On the first point, I have from the beginning of this crisis caused by President Amin's actions been in close touch with the airlines. On the whole they have been helpful, but it is a difficult situation. Anybody can get on an aeroplane if he has a ticket from Uganda. He need not fly straight to this country but can fly elsewhere and then come here, and even though the airlines are co-operating to the full—and on the whole all of them are doing so most of the time, and as far as they are aware of what is happening are prepared to co-operate—some people get through who should not.

On the second point, there would be no change. It is normal practice that wives, children and dependants cannot precede the head of the household. In this case we allowed some wives and children to precede the heads of their households who were not entitled to come here, but on the understanding—not general, but specifically conveyed to both wives and husbands—that when they wished to be reunited it would have to be in a country other than this one.

On the third point, the Government of India have been co-operating. When I say that some of these people, before getting on the first plane to London, ought to realise that there are other countries in the world in which, because of ancestral connections, they would be willingly received, and that other countries might have a primary duty towards them, India is one of the countries that I have in mind.

Mr. David Steel

I welcome what the right hon. Gentleman said but would he enlarge on the sending back of the 10 Asians to Uganda? Were they sent back with express ministerial authority? Secondly, will the right hon. Gentleman confirm that the policy of deferring the return of the other Asians is to be maintained until he tells the House otherwise?

Mr. Carr

I assure the House that the 10 Asians were sent back with express ministerial authority. My hon. Friend the Under-Secretary of State is in direct charge of this from day to day. He sees every case, and consults me about difficult matters. I shall consider the second part of the hon. Gentlemen's question, but for the moment I am deferring returning any more Asians.

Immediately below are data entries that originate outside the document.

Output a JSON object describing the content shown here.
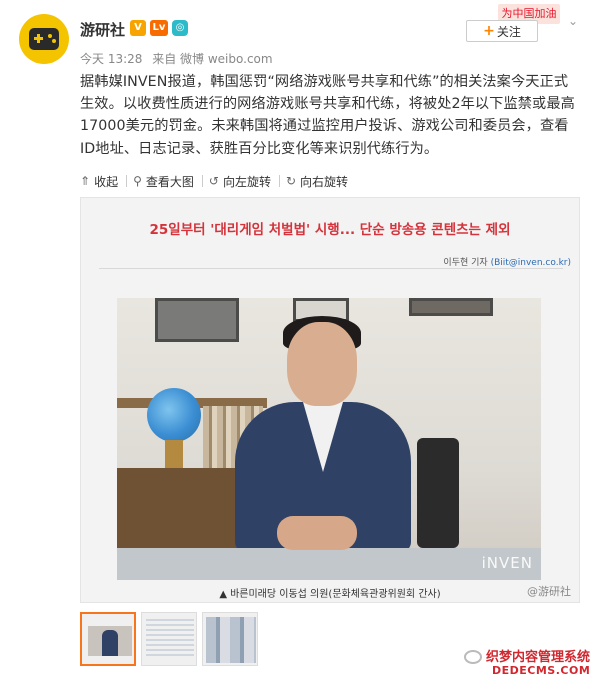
{
  "header": {
    "name": "游研社",
    "badges": [
      "V",
      "Lv",
      "◎"
    ],
    "time": "今天 13:28",
    "source": "来自 微博 weibo.com",
    "follow_label": "关注",
    "follow_plus": "+",
    "promo": "为中国加油",
    "chevron": "⌄"
  },
  "post": {
    "text": "据韩媒INVEN报道，韩国惩罚“网络游戏账号共享和代练”的相关法案今天正式生效。以收费性质进行的网络游戏账号共享和代练，将被处2年以下监禁或最高17000美元的罚金。未来韩国将通过监控用户投诉、游戏公司和委员会，查看ID地址、日志记录、获胜百分比变化等来识别代练行为。"
  },
  "toolbar": {
    "collapse": "收起",
    "view_large": "查看大图",
    "rotate_left": "向左旋转",
    "rotate_right": "向右旋转"
  },
  "article": {
    "headline": "25일부터 '대리게임 처벌법' 시행... 단순 방송용 콘텐츠는 제외",
    "byline": "이두현 기자",
    "email": "(Biit@inven.co.kr)",
    "photo_watermark": "iNVEN",
    "caption_bullet": "▲",
    "caption": "바른미래당 이동섭 의원(문화체육관광위원회 간사)",
    "weibo_watermark": "@游研社"
  },
  "site_watermark": {
    "line1": "织梦内容管理系统",
    "line2": "DEDECMS.COM"
  },
  "icons": {
    "collapse": "up-arrow-icon",
    "view": "search-icon",
    "rotate_left": "rotate-left-icon",
    "rotate_right": "rotate-right-icon"
  }
}
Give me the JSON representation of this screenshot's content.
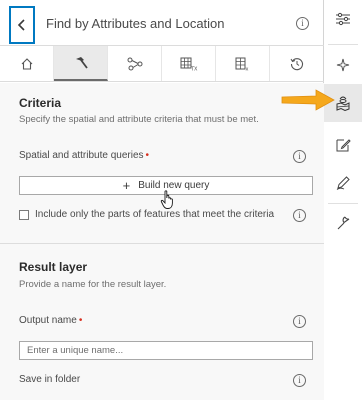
{
  "header": {
    "title": "Find by Attributes and Location",
    "info_glyph": "i"
  },
  "tabs": [
    {
      "name": "home-icon",
      "active": false
    },
    {
      "name": "hammer-icon",
      "active": true
    },
    {
      "name": "network-icon",
      "active": false
    },
    {
      "name": "table-tx-icon",
      "active": false
    },
    {
      "name": "table-x-icon",
      "active": false
    },
    {
      "name": "history-icon",
      "active": false
    }
  ],
  "criteria": {
    "heading": "Criteria",
    "description": "Specify the spatial and attribute criteria that must be met.",
    "queries_label": "Spatial and attribute queries",
    "required_mark": "•",
    "build_button": "Build new query",
    "build_plus": "+",
    "checkbox_label": "Include only the parts of features that meet the criteria",
    "checkbox_checked": false
  },
  "result_layer": {
    "heading": "Result layer",
    "description": "Provide a name for the result layer.",
    "output_label": "Output name",
    "required_mark": "•",
    "output_placeholder": "Enter a unique name...",
    "output_value": "",
    "folder_label": "Save in folder"
  },
  "rail": {
    "items": [
      "sliders-icon",
      "sparkle-icon",
      "map-analysis-icon",
      "edit-icon",
      "pen-icon",
      "wrench-icon"
    ],
    "active": "map-analysis-icon"
  },
  "colors": {
    "accent": "#0079c1",
    "arrow": "#f5a81c",
    "required": "#d83020"
  }
}
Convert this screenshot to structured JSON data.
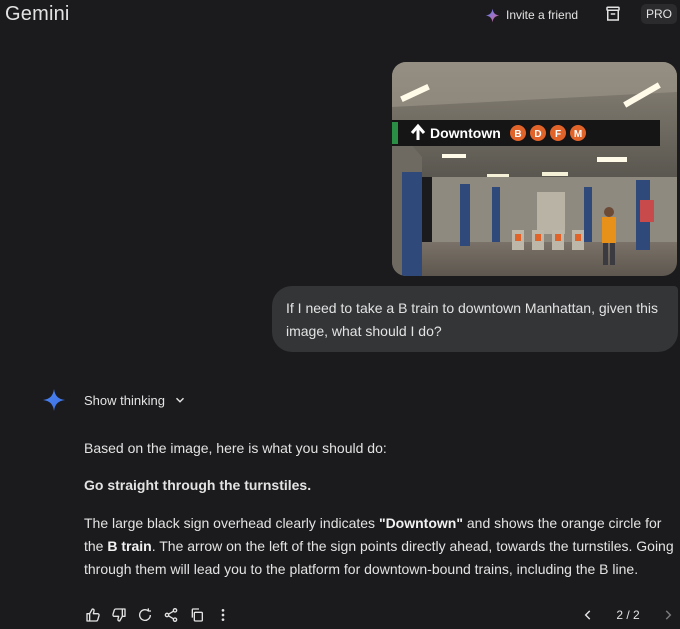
{
  "header": {
    "app_title": "Gemini",
    "invite_label": "Invite a friend",
    "pro_badge": "PRO"
  },
  "conversation": {
    "user_message": "If I need to take a B train to downtown Manhattan, given this image, what should I do?",
    "uploaded_image": {
      "sign_text": "Downtown",
      "train_lines": [
        "B",
        "D",
        "F",
        "M"
      ]
    },
    "show_thinking_label": "Show thinking",
    "response": {
      "intro": "Based on the image, here is what you should do:",
      "heading": "Go straight through the turnstiles.",
      "body_1": "The large black sign overhead clearly indicates ",
      "body_bold_1": "\"Downtown\"",
      "body_2": " and shows the orange circle for the ",
      "body_bold_2": "B train",
      "body_3": ". The arrow on the left of the sign points directly ahead, towards the turnstiles. Going through them will lead you to the platform for downtown-bound trains, including the B line."
    }
  },
  "actions": {
    "icons": [
      "thumbs-up-icon",
      "thumbs-down-icon",
      "regenerate-icon",
      "share-icon",
      "copy-icon",
      "more-vert-icon"
    ]
  },
  "pager": {
    "count": "2 / 2"
  },
  "colors": {
    "background": "#1b1b1d",
    "bubble": "#333537",
    "text": "#e3e3e3",
    "line_orange": "#e0632a",
    "gemini_blue": "#4e86f5"
  }
}
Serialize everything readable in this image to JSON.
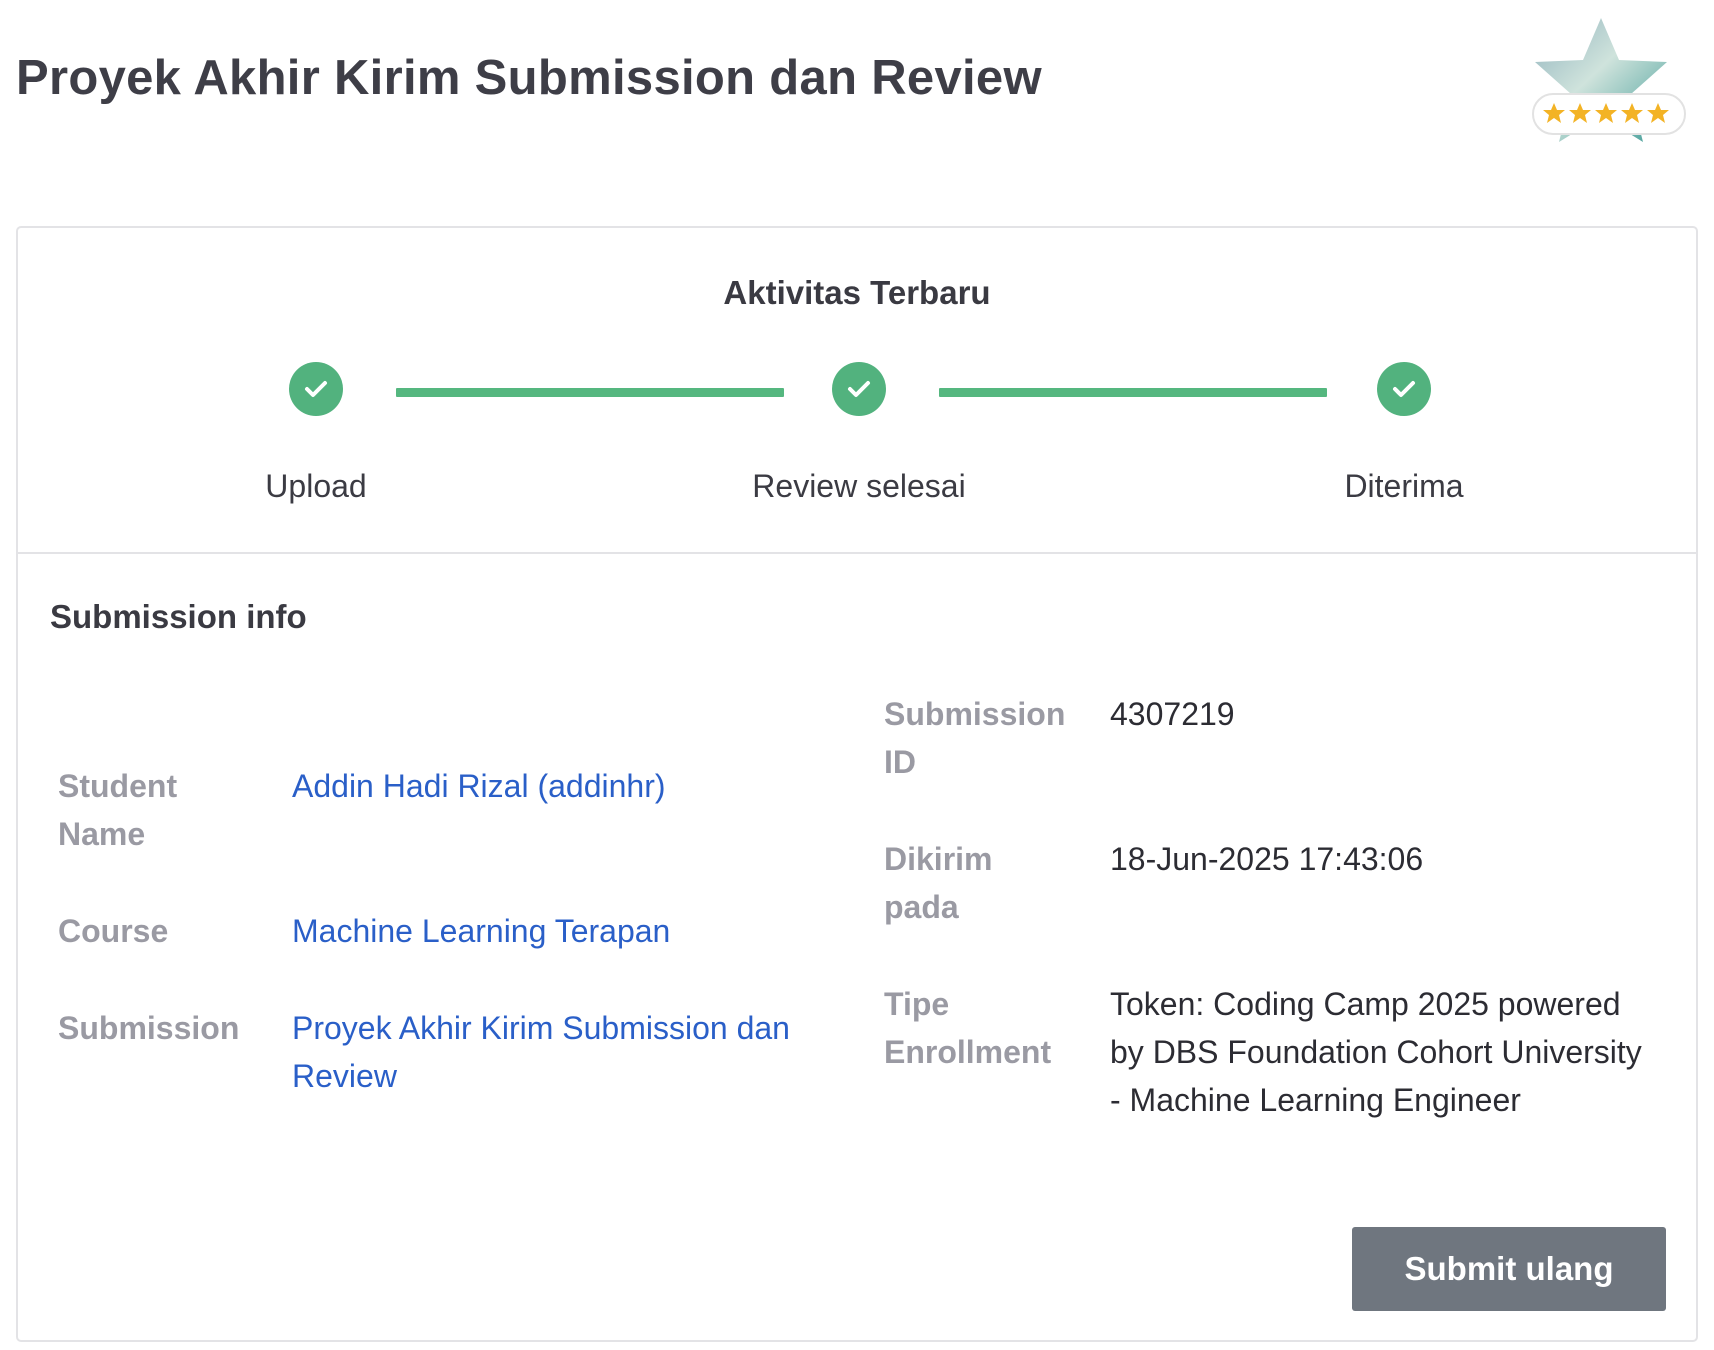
{
  "header": {
    "title": "Proyek Akhir Kirim Submission dan Review",
    "badge_icon": "star-rating-badge-icon",
    "badge_rating": 5
  },
  "activity": {
    "title": "Aktivitas Terbaru",
    "steps": [
      {
        "label": "Upload",
        "status": "done"
      },
      {
        "label": "Review selesai",
        "status": "done"
      },
      {
        "label": "Diterima",
        "status": "done"
      }
    ],
    "accent_color": "#52b27e"
  },
  "submission_info": {
    "title": "Submission info",
    "student_name_label": "Student Name",
    "student_name_value": "Addin Hadi Rizal (addinhr)",
    "course_label": "Course",
    "course_value": "Machine Learning Terapan",
    "submission_label": "Submission",
    "submission_value": "Proyek Akhir Kirim Submission dan Review",
    "submission_id_label": "Submission ID",
    "submission_id_value": "4307219",
    "sent_label": "Dikirim pada",
    "sent_value": "18-Jun-2025 17:43:06",
    "enrollment_label": "Tipe Enrollment",
    "enrollment_value": "Token: Coding Camp 2025 powered by DBS Foundation Cohort University - Machine Learning Engineer",
    "link_color": "#2a5fc8"
  },
  "actions": {
    "resubmit_label": "Submit ulang",
    "button_color": "#6f767f"
  }
}
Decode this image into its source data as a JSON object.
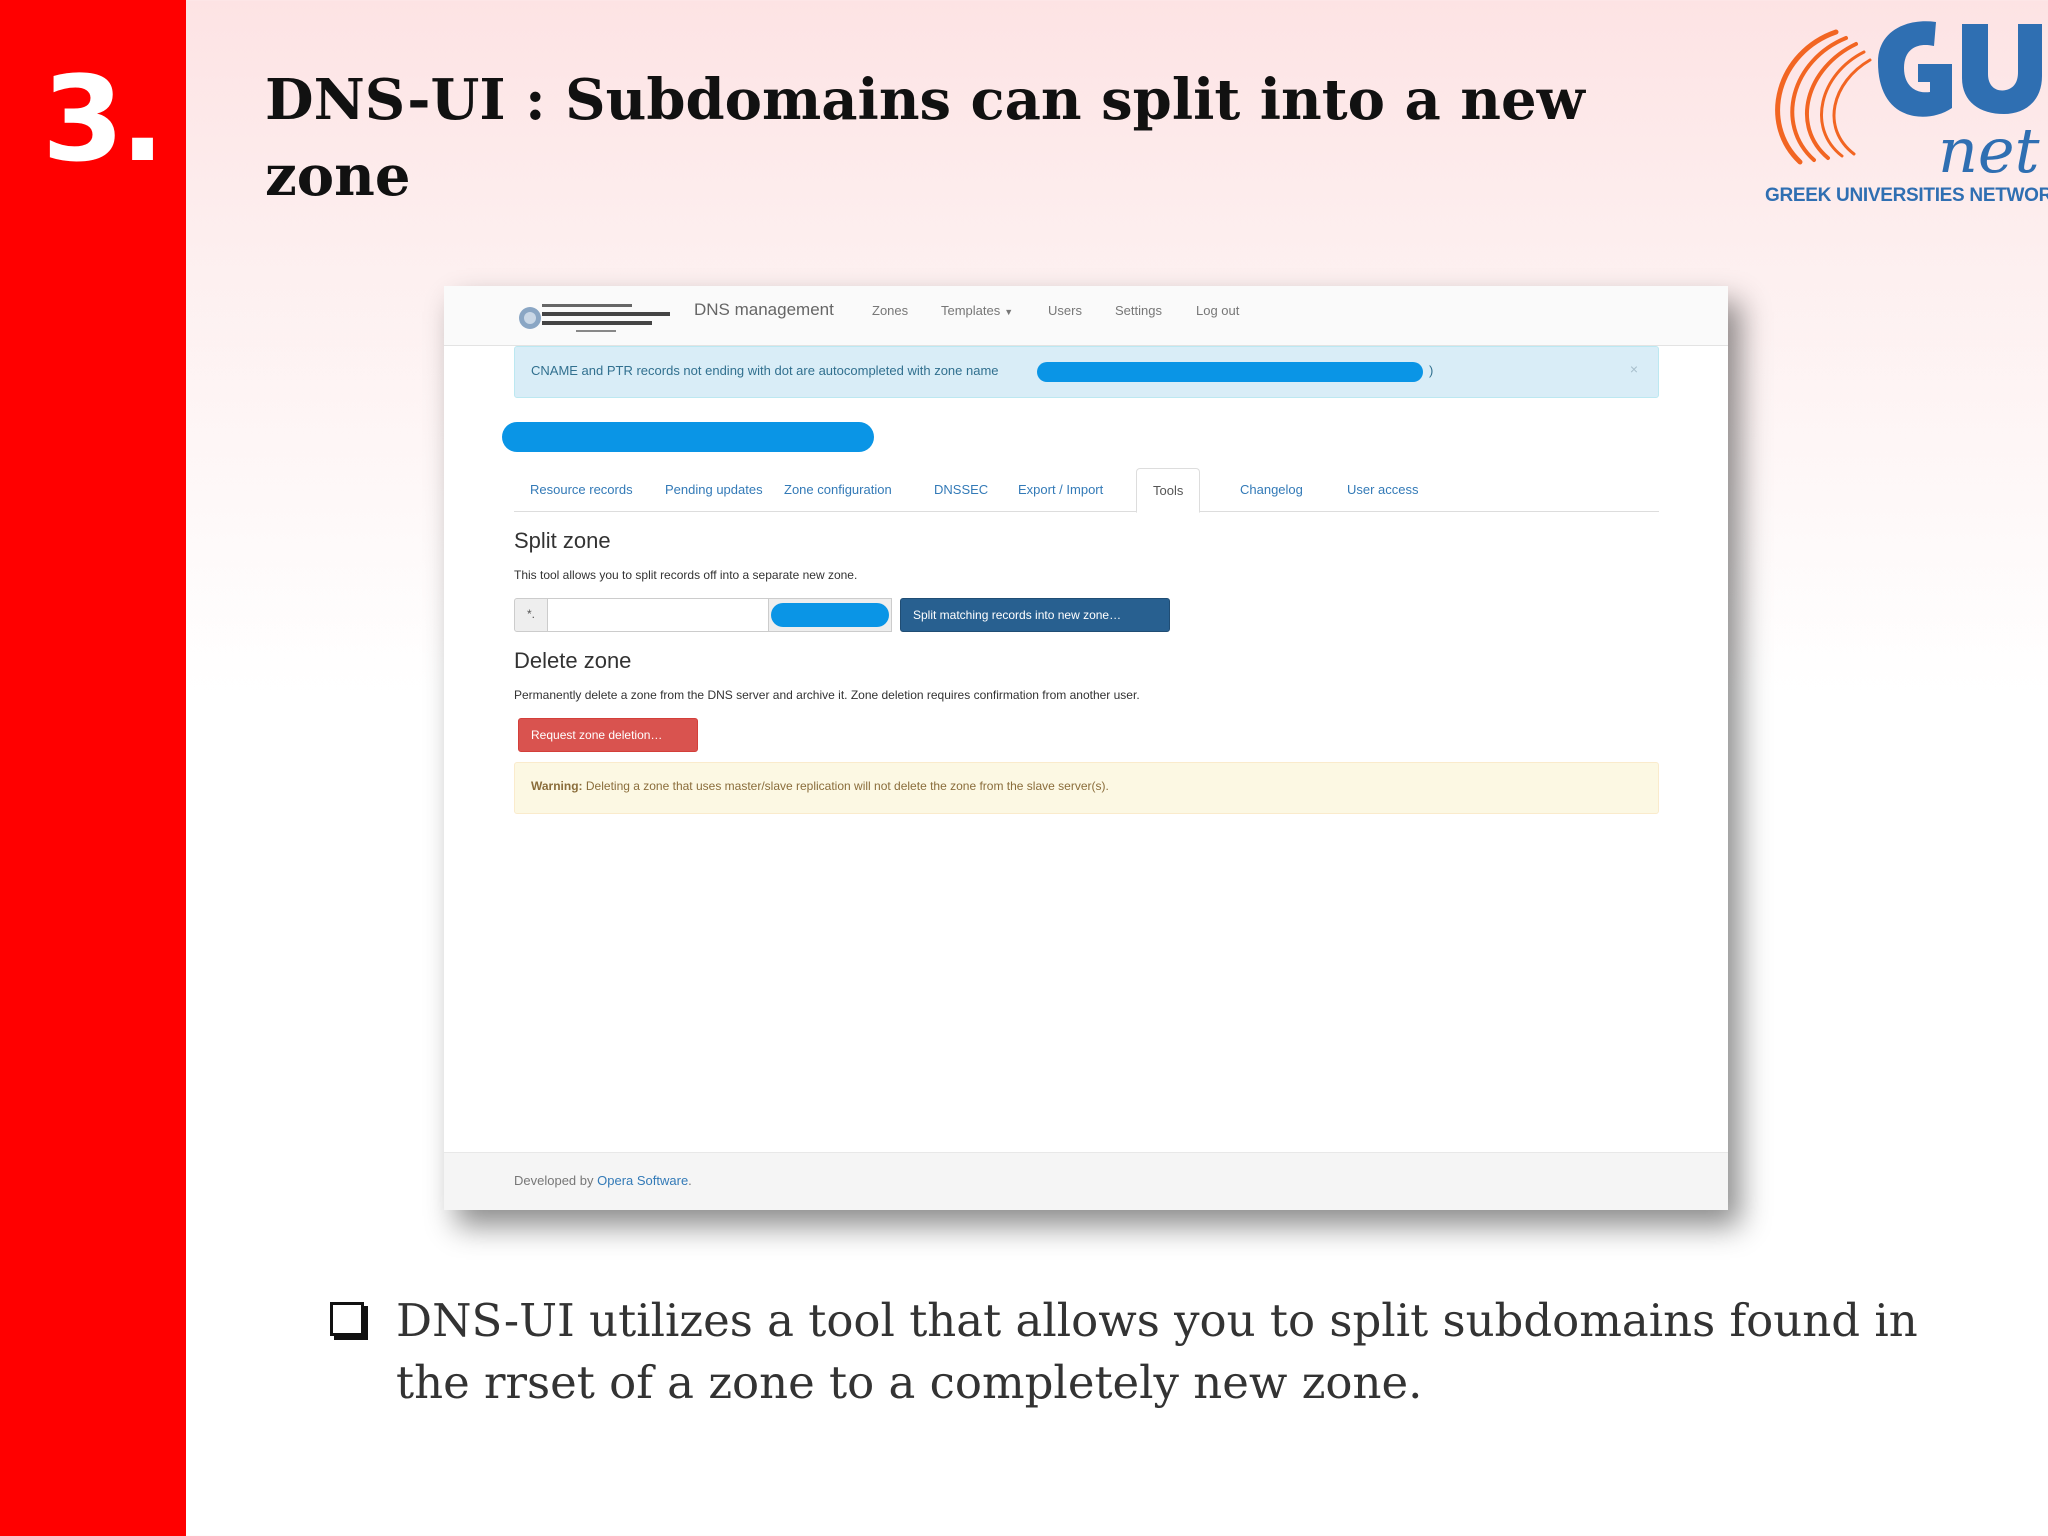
{
  "slide": {
    "number": "3.",
    "title": "DNS-UI : Subdomains can split into a new zone",
    "logo_text": "GREEK UNIVERSITIES NETWORK",
    "logo_icon": "grnet-logo-icon",
    "bullet_text": "DNS-UI utilizes a tool that allows you to split subdomains found in the rrset of a zone to a completely new zone.",
    "colors": {
      "accent_red": "#ff0000",
      "logo_blue": "#2f6fb2",
      "logo_orange": "#f26522"
    }
  },
  "app": {
    "brand": "DNS management",
    "nav": {
      "zones": "Zones",
      "templates": "Templates",
      "users": "Users",
      "settings": "Settings",
      "logout": "Log out"
    },
    "info_alert": "CNAME and PTR records not ending with dot are autocompleted with zone name",
    "info_alert_suffix": ")",
    "close": "×",
    "tabs": [
      "Resource records",
      "Pending updates",
      "Zone configuration",
      "DNSSEC",
      "Export / Import",
      "Tools",
      "Changelog",
      "User access"
    ],
    "active_tab": "Tools",
    "split": {
      "heading": "Split zone",
      "description": "This tool allows you to split records off into a separate new zone.",
      "prefix": "*.",
      "value": "",
      "button": "Split matching records into new zone…"
    },
    "delete": {
      "heading": "Delete zone",
      "description": "Permanently delete a zone from the DNS server and archive it. Zone deletion requires confirmation from another user.",
      "button": "Request zone deletion…"
    },
    "warning": {
      "label": "Warning:",
      "text": "Deleting a zone that uses master/slave replication will not delete the zone from the slave server(s)."
    },
    "footer": {
      "prefix": "Developed by",
      "link": "Opera Software",
      "suffix": "."
    }
  }
}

Mrs. Shirley Williams

The hon. Member for Roxburgh, Selkirk and Peebles (Mr. David Steel) has raised a basically critical point. May we at least ask the right hon. Gentleman to retain, if necessary in detention, any citizen who, if returned to Uganda, might be in danger of his life?

Mr. Carr

I give that assurance, and, as the hon. Lady probably knows, I can do that for up to 60 days. That allows a period for international consultation, and for going fully into each case.

Some of these cases which turn up at the courts are not as simple as they appear at first sight, and not as simple as some newspaper reports make them. There were, for example, the two orphans about whom I know a number of hon. Members have been particularly concerned. On the evidence given to the immigration officer, I am satisfied that he took the right decision. I do not criticise him. These two young people did not give precise and full information to the immigration officer about their circumstances. They claimed to be admitted as students. When it was found that no arrangements of any kind had been made for their studies, entry was refused. Had the full story been given, a different decision might have been taken to begin with.